Work instruction: Could you please retype all of the records exactly, skipping any pictures?

Supplied material:
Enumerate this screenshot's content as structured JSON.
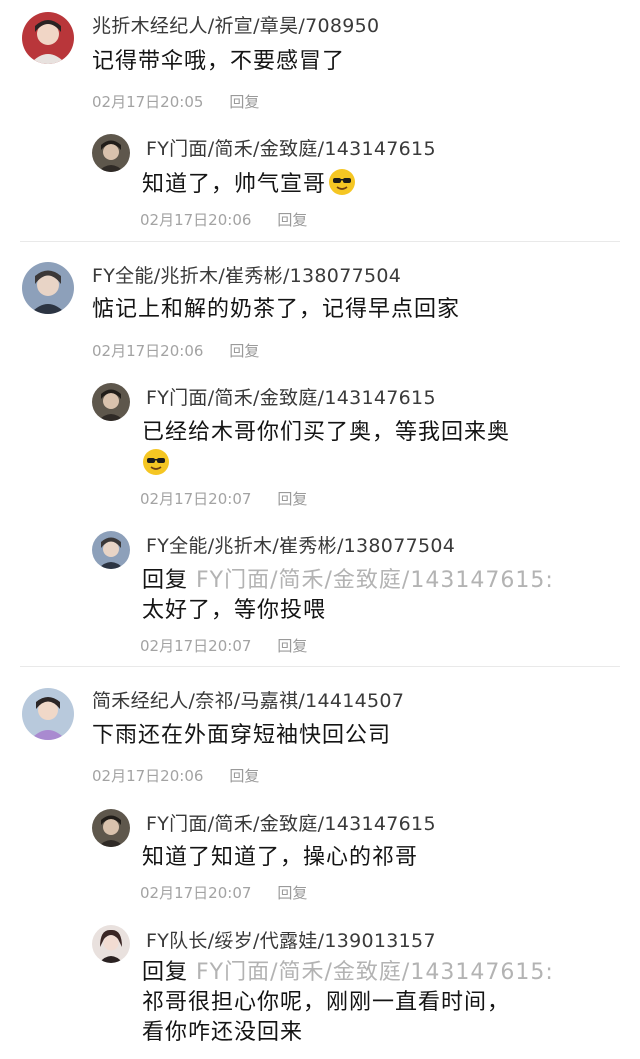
{
  "comments": [
    {
      "author": "兆折木经纪人/祈宣/章昊/708950",
      "text": "记得带伞哦，不要感冒了",
      "time": "02月17日20:05",
      "reply_label": "回复",
      "replies": [
        {
          "author": "FY门面/简禾/金致庭/143147615",
          "text": "知道了，帅气宣哥",
          "emoji": "sunglasses-emoji",
          "time": "02月17日20:06",
          "reply_label": "回复"
        }
      ]
    },
    {
      "author": "FY全能/兆折木/崔秀彬/138077504",
      "text": "惦记上和解的奶茶了，记得早点回家",
      "time": "02月17日20:06",
      "reply_label": "回复",
      "replies": [
        {
          "author": "FY门面/简禾/金致庭/143147615",
          "text_line1": "已经给木哥你们买了奥，等我回来奥",
          "emoji": "sunglasses-emoji",
          "time": "02月17日20:07",
          "reply_label": "回复"
        },
        {
          "author": "FY全能/兆折木/崔秀彬/138077504",
          "reply_prefix": "回复",
          "reply_target": "FY门面/简禾/金致庭/143147615:",
          "text": "太好了，等你投喂",
          "time": "02月17日20:07",
          "reply_label": "回复"
        }
      ]
    },
    {
      "author": "简禾经纪人/奈祁/马嘉祺/14414507",
      "text": "下雨还在外面穿短袖快回公司",
      "time": "02月17日20:06",
      "reply_label": "回复",
      "replies": [
        {
          "author": "FY门面/简禾/金致庭/143147615",
          "text": "知道了知道了，操心的祁哥",
          "time": "02月17日20:07",
          "reply_label": "回复"
        },
        {
          "author": "FY队长/绥岁/代露娃/139013157",
          "reply_prefix": "回复",
          "reply_target": "FY门面/简禾/金致庭/143147615:",
          "text_line1": "祁哥很担心你呢，刚刚一直看时间，",
          "text_line2": "看你咋还没回来"
        }
      ]
    }
  ]
}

Result below:
Enumerate this screenshot's content as structured JSON.
{
  "comments": [
    {
      "author": "兆折木经纪人/祈宣/章昊/708950",
      "text": "记得带伞哦，不要感冒了",
      "time": "02月17日20:05",
      "reply_label": "回复",
      "replies": [
        {
          "author": "FY门面/简禾/金致庭/143147615",
          "text": "知道了，帅气宣哥",
          "emoji": "sunglasses-emoji",
          "time": "02月17日20:06",
          "reply_label": "回复"
        }
      ]
    },
    {
      "author": "FY全能/兆折木/崔秀彬/138077504",
      "text": "惦记上和解的奶茶了，记得早点回家",
      "time": "02月17日20:06",
      "reply_label": "回复",
      "replies": [
        {
          "author": "FY门面/简禾/金致庭/143147615",
          "text_line1": "已经给木哥你们买了奥，等我回来奥",
          "emoji": "sunglasses-emoji",
          "time": "02月17日20:07",
          "reply_label": "回复"
        },
        {
          "author": "FY全能/兆折木/崔秀彬/138077504",
          "reply_prefix": "回复",
          "reply_target": "FY门面/简禾/金致庭/143147615:",
          "text": "太好了，等你投喂",
          "time": "02月17日20:07",
          "reply_label": "回复"
        }
      ]
    },
    {
      "author": "简禾经纪人/奈祁/马嘉祺/14414507",
      "text": "下雨还在外面穿短袖快回公司",
      "time": "02月17日20:06",
      "reply_label": "回复",
      "replies": [
        {
          "author": "FY门面/简禾/金致庭/143147615",
          "text": "知道了知道了，操心的祁哥",
          "time": "02月17日20:07",
          "reply_label": "回复"
        },
        {
          "author": "FY队长/绥岁/代露娃/139013157",
          "reply_prefix": "回复",
          "reply_target": "FY门面/简禾/金致庭/143147615:",
          "text_line1": "祁哥很担心你呢，刚刚一直看时间，",
          "text_line2": "看你咋还没回来"
        }
      ]
    }
  ]
}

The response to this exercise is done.